The governor said he’s spoken in the past about the state having a 51 percent interest in the project. But he said the issue comes down to the state’s ability to advance the project.

“I’m comfortable with the arrangement we will have once we buy out TransCanada’s position, assuming that the Legislature approves that,” he said. “We’d have a 25-percent interest, and I’m very comfortable with that, as long as no one can block us from doing a project.”

More in News

Gary Porter, owner of Bald Mountain Air Service, stands in front of his Twin Otter airplane Friday, Oct. 22. (Photo by Sarah Knapp/Homer News)
City Council passes aircraft flat tax rate

The Homer City Council held a public hearing for Ordinance 21-62 concerning a flat tax on aircrafts.

Amelie Bignell, of Soldotna, drops a treat in the bucket of Hayden Jones, of Soldotna, on Saturday, Oct. 31, 2020, at a “trunk-or-treat” event at Orca Theatre on Kalifornsky Beach Road in Alaska. Jones was dressed as Vampirina. (Photo by Jeff Helminiak/Peninsula Clarion)
All Halloween all weekend

A sinister performance, pumpkin carving contest, food drive, pet microchip event and multiple trick-or-treats are on the docket.

Bill Elam (center) nominates Brent Hibbert to be president of the Kenai Peninsula Borough Assembly on Tuesday, Oct. 26, 2021 in Soldotna, Alaska. (Ashlyn O’Hara/Peninsula Clarion)
Johnson elected assembly president; Hibbert to be vice president

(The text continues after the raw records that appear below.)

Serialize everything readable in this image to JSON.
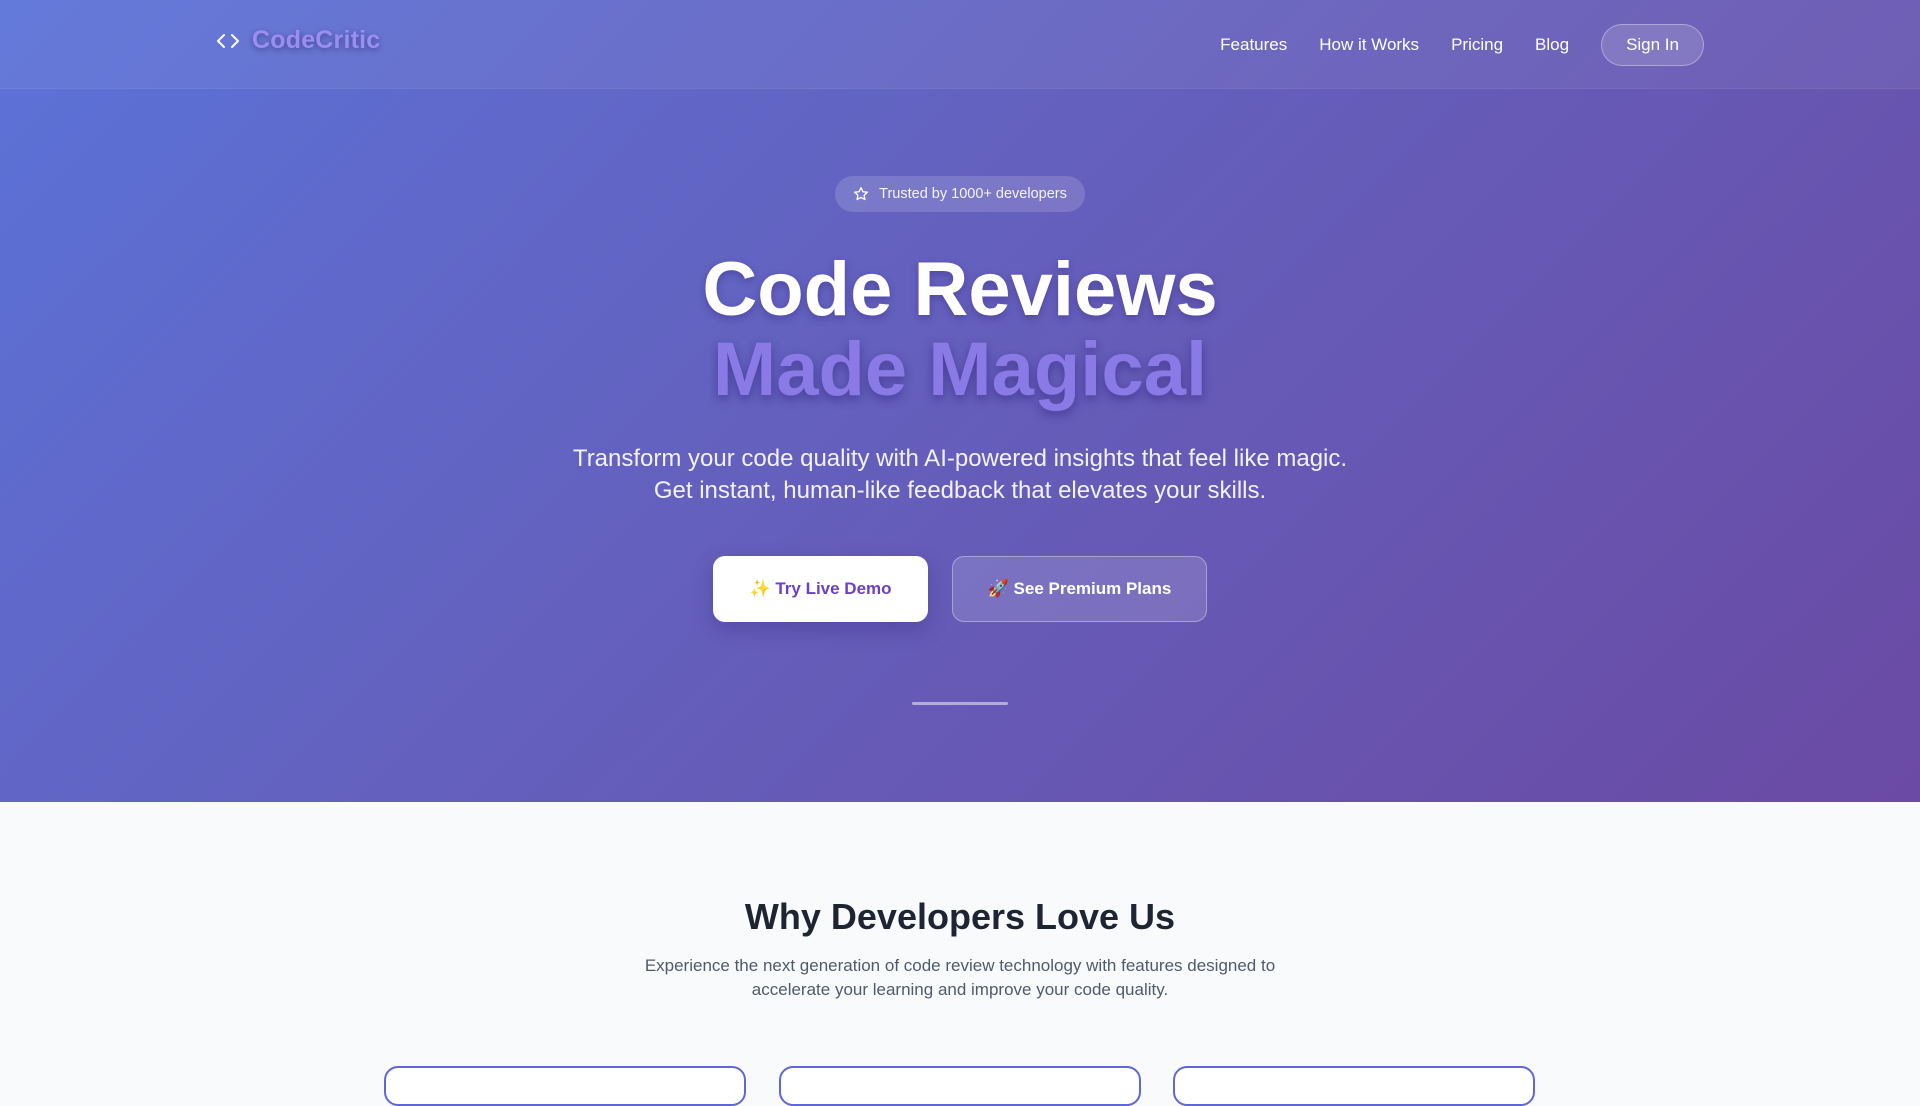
{
  "brand": {
    "name": "CodeCritic",
    "icon": "code-brackets-icon"
  },
  "nav": {
    "links": [
      "Features",
      "How it Works",
      "Pricing",
      "Blog"
    ],
    "sign_in": "Sign In"
  },
  "hero": {
    "badge": {
      "icon": "star-icon",
      "text": "Trusted by 1000+ developers"
    },
    "headline_line1": "Code Reviews",
    "headline_line2": "Made Magical",
    "subtitle": "Transform your code quality with AI-powered insights that feel like magic. Get instant, human-like feedback that elevates your skills.",
    "cta_primary": "✨ Try Live Demo",
    "cta_secondary": "🚀 See Premium Plans"
  },
  "features_section": {
    "title": "Why Developers Love Us",
    "description": "Experience the next generation of code review technology with features designed to accelerate your learning and improve your code quality."
  },
  "colors": {
    "hero_gradient_start": "#5b72d8",
    "hero_gradient_end": "#6a4aa4",
    "accent_purple": "#8a7ae6",
    "demo_button_text": "#6d3fc4",
    "card_border": "#5f67d6"
  }
}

Prior to Tuesday, Johnson, who represents Kasilof, served as the assembly’s vice president.

Homer Senior Citizen Center residents participated in a worldwide Televeda bingo event to set a Guinness world record on Friday, Oct. 22. (Photo by Sarah Knapp/Homer News)
Homer senior citizens help break world record

The game was held to fight against social isolation in senior communities caused by the COVID-19 pandemic.

This illustration provided by the Centers for Disease Control and Prevention in January 2020 shows the 2019 Novel Coronavirus. (CDC)
State hospitalizations still on the rise

Despite a decrease in cases, the state is still seeing hospitalization surge.

The Seward welcome sign is photographed in July 2021. (Photo by Jeff Helminiak/Peninsula Clarion)
Seward vice mayor and council member resigns

The council accept the resignation of Tony Baclaan during its Monday night meeting.

Ben Mohr watches Kenai River Junior Classic participants head out to fish on the Kenai River in Soldotna, Alaska, on Wednesday, Aug. 11, 2021. (Camille Botello / Peninsula Clarion)
Mohr resigns as director of KRSA

He has been the executive director of KRSA for nearly three years.

Heather and Hunter Phillips walk through the Kenai Community Library Haunted Hunt with their mom Kumi Phillips on Tuesday, Oct. 26, 2021. (Camille Botello/Peninsula Clarion)
Scary reads

Spooky literary characters come to life at Kenai library haunted house.

Most Read